» EXERCISE AIM:
Examine each line of the listing below. Copy those in which the string "фракций" appears.

» DATASET EXCERPTS:
---
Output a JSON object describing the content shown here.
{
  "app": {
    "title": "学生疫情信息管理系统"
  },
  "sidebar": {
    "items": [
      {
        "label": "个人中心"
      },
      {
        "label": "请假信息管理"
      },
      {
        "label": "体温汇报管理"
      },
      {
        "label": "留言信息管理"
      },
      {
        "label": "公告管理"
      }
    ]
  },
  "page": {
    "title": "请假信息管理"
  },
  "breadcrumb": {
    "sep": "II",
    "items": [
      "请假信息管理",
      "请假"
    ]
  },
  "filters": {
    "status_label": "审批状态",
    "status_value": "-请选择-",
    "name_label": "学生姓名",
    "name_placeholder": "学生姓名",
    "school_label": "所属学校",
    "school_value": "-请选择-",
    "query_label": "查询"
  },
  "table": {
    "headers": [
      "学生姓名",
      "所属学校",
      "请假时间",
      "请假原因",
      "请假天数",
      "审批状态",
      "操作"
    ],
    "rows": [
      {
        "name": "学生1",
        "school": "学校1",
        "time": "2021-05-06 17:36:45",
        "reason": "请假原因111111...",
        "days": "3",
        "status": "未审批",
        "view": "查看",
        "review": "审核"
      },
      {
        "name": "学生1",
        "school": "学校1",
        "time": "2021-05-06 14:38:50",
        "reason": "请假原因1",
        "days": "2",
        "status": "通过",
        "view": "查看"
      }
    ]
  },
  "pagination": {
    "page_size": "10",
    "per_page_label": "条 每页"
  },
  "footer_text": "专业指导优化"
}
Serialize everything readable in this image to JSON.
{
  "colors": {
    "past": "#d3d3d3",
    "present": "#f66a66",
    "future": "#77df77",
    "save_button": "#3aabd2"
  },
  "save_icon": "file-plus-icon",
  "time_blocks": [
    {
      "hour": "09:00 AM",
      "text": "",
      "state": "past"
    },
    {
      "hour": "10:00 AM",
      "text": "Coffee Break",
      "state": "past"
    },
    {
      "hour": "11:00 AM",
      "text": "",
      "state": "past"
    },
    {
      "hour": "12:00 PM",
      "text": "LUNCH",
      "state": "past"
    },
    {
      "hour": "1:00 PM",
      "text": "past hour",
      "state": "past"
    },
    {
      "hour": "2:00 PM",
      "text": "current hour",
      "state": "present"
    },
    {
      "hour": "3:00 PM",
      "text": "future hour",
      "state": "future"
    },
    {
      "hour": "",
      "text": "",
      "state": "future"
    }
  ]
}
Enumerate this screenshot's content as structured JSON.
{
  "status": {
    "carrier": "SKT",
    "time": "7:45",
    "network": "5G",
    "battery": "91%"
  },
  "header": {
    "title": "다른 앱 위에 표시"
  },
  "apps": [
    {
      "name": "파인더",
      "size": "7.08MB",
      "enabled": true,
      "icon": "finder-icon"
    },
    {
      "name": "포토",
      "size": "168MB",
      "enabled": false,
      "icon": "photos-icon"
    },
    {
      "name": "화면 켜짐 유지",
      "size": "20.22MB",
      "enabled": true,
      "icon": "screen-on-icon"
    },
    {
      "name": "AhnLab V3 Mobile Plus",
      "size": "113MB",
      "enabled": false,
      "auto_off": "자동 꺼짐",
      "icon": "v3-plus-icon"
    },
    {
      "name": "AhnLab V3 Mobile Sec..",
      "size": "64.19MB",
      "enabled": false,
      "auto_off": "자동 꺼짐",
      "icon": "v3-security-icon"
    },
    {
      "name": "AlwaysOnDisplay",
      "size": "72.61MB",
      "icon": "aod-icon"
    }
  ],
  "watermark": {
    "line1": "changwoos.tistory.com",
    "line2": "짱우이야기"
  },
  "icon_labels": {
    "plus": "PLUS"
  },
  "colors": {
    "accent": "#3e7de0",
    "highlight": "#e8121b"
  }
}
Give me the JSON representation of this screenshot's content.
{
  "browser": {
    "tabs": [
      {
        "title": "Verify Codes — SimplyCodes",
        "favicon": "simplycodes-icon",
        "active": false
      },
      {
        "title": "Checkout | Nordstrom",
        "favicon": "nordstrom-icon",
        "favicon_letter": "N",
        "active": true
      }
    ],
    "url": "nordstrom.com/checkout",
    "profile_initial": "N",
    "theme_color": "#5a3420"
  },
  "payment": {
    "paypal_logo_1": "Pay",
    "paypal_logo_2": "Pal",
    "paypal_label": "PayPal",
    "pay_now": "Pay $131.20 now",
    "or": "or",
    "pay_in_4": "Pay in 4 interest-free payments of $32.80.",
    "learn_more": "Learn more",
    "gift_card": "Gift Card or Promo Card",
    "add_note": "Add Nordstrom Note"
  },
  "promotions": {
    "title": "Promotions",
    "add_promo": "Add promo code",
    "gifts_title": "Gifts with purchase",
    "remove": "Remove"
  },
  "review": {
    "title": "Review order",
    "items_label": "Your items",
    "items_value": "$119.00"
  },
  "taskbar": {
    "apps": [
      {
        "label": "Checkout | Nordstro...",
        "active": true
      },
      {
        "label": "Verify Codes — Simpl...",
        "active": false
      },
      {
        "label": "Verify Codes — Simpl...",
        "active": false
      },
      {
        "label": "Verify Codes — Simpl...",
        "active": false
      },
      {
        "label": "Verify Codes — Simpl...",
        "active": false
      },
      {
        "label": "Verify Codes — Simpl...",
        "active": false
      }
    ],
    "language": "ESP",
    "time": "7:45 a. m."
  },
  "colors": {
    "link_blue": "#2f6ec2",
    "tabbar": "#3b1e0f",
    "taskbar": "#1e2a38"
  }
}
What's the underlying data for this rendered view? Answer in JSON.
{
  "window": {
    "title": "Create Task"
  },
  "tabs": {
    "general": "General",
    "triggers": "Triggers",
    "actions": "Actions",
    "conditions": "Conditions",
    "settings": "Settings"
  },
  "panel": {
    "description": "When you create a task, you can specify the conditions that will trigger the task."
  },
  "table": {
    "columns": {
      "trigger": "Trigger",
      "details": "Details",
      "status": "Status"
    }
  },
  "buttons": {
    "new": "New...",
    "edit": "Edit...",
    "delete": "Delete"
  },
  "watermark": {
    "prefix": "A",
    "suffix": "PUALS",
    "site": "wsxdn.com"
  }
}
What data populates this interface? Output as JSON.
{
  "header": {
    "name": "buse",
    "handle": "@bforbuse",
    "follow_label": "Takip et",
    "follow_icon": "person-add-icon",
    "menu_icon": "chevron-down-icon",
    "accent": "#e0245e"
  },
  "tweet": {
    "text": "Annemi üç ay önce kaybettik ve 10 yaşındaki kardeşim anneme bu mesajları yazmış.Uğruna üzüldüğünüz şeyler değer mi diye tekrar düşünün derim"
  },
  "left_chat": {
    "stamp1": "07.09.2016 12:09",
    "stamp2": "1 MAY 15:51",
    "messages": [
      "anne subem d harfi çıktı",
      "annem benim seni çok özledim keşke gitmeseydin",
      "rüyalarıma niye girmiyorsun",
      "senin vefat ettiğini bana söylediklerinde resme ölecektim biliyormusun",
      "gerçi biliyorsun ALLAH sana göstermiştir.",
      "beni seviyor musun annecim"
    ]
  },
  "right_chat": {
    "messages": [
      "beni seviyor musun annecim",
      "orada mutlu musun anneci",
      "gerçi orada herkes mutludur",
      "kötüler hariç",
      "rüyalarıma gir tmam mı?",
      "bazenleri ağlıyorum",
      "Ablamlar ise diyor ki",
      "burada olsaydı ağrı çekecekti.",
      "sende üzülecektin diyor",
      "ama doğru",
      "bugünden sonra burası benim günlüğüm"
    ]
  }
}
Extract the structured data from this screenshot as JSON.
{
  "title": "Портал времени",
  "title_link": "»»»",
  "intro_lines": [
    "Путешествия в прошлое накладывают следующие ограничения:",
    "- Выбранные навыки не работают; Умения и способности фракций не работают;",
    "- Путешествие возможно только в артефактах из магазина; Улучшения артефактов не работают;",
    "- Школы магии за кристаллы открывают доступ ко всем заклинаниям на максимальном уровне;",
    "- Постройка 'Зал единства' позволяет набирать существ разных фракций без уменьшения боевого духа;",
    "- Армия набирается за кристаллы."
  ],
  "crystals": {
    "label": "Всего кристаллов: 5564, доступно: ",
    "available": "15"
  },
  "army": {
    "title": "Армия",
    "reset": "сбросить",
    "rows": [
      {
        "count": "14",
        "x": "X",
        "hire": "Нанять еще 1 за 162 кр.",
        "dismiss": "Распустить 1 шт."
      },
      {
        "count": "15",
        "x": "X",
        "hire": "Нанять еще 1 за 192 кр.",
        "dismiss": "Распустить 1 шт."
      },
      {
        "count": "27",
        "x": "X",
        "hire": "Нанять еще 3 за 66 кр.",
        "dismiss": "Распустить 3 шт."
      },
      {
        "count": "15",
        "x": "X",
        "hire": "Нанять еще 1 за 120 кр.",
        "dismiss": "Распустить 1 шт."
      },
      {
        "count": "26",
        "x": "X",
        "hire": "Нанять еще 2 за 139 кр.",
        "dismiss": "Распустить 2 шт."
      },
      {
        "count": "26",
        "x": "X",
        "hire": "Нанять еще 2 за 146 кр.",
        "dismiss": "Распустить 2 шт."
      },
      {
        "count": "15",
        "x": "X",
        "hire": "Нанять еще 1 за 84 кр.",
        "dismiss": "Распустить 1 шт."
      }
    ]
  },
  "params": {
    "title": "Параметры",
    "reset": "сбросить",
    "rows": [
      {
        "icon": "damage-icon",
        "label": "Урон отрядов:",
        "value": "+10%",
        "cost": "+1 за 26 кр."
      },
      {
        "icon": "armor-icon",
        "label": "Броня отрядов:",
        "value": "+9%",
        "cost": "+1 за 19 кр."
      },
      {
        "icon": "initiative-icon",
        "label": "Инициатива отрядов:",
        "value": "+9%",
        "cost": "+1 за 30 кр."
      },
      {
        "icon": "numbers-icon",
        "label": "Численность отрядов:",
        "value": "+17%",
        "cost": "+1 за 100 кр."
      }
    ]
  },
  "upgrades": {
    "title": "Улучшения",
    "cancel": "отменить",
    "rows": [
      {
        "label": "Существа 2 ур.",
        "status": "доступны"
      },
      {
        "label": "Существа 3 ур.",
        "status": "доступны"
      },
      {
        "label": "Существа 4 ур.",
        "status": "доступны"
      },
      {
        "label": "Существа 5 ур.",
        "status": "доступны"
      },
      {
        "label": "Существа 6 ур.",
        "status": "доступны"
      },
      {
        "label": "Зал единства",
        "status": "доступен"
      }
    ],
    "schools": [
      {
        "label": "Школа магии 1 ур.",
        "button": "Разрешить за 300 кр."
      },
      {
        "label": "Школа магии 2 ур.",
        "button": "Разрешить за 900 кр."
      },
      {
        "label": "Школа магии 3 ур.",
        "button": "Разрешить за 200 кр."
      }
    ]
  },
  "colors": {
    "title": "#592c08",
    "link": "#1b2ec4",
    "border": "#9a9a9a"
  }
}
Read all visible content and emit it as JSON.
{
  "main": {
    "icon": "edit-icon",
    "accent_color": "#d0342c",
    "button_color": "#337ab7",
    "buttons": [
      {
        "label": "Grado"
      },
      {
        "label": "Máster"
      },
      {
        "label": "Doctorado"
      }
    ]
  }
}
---
» EXERCISE ANSWER:
    "- Выбранные навыки не работают; Умения и способности фракций не работают;",
    "- Постройка 'Зал единства' позволяет набирать существ разных фракций без уменьшения боевого духа;",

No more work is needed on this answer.